▶ _About this exercise_: Search the data for the string "Selecione", and report each line where it is found.

▶ _The input_:
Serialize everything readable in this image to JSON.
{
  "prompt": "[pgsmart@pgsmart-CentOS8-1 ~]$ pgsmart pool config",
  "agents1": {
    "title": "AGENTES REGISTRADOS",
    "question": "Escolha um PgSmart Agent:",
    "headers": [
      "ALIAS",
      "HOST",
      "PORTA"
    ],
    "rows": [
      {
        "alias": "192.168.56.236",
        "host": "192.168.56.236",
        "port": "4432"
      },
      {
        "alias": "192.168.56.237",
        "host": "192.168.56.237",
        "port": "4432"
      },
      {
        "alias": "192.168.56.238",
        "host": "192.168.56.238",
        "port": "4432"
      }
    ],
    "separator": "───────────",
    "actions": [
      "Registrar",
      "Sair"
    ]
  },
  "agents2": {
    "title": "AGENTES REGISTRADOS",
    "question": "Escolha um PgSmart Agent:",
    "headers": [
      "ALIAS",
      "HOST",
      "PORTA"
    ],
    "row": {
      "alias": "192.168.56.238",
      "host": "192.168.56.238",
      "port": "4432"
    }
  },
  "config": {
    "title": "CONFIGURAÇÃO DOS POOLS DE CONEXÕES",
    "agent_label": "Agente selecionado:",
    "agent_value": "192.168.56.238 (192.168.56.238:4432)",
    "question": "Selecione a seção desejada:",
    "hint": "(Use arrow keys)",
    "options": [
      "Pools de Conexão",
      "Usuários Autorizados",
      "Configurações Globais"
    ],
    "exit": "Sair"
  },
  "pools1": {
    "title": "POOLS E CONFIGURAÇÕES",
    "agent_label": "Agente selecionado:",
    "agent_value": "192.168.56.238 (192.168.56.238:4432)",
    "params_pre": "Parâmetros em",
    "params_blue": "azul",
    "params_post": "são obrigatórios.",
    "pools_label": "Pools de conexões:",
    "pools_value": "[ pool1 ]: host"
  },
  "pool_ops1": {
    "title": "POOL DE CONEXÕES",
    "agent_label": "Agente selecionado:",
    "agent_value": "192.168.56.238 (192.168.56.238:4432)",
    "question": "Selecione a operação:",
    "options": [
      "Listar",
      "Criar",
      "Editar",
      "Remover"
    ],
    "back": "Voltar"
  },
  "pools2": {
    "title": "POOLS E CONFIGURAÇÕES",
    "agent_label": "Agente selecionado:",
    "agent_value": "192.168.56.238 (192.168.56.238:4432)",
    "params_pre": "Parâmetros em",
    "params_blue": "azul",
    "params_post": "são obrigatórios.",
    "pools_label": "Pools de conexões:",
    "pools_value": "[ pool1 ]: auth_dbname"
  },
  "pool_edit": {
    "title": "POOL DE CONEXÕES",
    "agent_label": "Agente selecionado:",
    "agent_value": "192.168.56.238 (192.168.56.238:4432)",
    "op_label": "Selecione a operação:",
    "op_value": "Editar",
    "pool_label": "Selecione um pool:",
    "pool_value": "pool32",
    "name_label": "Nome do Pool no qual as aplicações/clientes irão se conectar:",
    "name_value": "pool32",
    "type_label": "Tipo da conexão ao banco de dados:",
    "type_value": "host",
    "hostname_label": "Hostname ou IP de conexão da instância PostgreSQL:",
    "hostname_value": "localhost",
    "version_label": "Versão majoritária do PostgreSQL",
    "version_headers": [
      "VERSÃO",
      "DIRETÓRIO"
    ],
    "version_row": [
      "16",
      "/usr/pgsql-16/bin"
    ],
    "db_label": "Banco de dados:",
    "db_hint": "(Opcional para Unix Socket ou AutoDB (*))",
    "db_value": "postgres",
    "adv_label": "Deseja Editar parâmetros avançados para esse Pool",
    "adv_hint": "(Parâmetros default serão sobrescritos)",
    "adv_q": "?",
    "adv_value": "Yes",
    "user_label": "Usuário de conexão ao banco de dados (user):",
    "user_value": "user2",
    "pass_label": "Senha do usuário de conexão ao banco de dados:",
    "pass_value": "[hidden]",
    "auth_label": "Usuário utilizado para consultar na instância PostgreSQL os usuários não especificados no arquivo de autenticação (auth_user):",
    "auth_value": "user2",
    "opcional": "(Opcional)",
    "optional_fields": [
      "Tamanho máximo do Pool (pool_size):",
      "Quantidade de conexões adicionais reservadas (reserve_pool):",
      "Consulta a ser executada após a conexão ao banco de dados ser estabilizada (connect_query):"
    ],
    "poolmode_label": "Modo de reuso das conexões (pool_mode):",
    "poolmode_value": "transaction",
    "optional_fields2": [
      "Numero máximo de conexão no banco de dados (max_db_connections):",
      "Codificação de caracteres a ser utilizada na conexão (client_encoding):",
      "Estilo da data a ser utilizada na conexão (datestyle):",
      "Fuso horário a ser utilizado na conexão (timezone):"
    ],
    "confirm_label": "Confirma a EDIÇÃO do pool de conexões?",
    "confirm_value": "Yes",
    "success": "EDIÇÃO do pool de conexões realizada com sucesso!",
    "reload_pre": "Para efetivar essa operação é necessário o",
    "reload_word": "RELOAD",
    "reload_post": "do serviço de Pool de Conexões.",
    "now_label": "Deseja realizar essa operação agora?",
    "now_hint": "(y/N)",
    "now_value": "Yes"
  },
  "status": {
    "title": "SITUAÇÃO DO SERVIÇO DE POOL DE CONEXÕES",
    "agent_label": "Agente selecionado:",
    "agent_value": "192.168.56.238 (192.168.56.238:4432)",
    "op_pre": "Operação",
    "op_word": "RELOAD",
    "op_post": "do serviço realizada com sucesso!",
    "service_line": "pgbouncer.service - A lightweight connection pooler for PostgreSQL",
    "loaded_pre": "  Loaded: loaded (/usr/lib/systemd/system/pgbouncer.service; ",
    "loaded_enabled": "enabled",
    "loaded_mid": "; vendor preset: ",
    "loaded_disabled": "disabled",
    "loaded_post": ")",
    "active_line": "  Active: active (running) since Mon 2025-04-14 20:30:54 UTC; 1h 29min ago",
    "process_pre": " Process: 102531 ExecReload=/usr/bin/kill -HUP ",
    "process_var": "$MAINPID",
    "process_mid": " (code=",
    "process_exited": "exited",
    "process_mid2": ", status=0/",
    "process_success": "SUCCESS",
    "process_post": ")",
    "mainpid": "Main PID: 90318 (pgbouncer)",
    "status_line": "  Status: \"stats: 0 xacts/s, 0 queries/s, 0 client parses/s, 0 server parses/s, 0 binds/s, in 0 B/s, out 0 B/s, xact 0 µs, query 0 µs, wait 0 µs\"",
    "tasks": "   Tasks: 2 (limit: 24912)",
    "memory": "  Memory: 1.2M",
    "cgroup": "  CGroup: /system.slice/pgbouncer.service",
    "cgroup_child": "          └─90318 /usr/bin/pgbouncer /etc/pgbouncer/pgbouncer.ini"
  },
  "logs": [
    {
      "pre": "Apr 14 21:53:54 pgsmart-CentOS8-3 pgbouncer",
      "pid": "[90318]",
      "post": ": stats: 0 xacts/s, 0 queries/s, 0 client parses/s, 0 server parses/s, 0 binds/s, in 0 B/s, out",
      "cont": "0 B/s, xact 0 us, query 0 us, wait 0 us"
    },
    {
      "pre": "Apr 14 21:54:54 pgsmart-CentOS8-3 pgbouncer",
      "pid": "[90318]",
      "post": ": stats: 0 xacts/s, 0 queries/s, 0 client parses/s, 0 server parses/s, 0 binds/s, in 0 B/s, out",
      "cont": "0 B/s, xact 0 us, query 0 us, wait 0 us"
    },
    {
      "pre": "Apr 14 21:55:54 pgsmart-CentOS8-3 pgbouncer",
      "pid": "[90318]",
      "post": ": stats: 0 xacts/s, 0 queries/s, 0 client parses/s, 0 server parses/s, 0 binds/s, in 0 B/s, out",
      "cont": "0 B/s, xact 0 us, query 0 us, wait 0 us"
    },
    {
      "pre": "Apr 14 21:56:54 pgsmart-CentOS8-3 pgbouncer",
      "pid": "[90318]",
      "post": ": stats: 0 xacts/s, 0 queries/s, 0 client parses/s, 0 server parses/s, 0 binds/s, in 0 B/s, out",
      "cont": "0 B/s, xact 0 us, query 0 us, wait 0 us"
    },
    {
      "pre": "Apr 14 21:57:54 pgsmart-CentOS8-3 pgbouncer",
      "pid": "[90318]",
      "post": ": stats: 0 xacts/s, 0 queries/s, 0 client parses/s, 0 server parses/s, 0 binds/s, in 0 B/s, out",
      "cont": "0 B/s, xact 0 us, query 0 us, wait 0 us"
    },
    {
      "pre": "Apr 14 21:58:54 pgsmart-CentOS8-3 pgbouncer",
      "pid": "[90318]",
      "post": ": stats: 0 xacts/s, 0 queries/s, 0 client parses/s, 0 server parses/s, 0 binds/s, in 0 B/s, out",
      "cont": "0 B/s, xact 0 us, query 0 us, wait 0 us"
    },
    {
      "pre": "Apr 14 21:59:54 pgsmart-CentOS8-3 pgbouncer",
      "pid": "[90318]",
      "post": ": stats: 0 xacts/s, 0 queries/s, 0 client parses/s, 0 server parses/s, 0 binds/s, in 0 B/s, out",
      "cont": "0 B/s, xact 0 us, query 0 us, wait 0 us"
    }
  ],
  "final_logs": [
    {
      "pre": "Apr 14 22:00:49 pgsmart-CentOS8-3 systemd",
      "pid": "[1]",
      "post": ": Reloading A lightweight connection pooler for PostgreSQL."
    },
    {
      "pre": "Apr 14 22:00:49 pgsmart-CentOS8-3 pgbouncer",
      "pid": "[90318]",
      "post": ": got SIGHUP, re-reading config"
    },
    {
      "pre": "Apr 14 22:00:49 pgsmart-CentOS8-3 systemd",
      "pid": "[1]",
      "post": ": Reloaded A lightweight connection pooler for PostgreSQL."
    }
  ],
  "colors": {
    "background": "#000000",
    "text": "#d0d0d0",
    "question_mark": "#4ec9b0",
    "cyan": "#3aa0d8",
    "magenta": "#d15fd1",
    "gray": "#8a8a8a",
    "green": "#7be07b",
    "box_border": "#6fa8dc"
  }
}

▶ _Exercise result_:
    "question": "Selecione a seção desejada:",
    "question": "Selecione a operação:",
    "op_label": "Selecione a operação:",
    "pool_label": "Selecione um pool:",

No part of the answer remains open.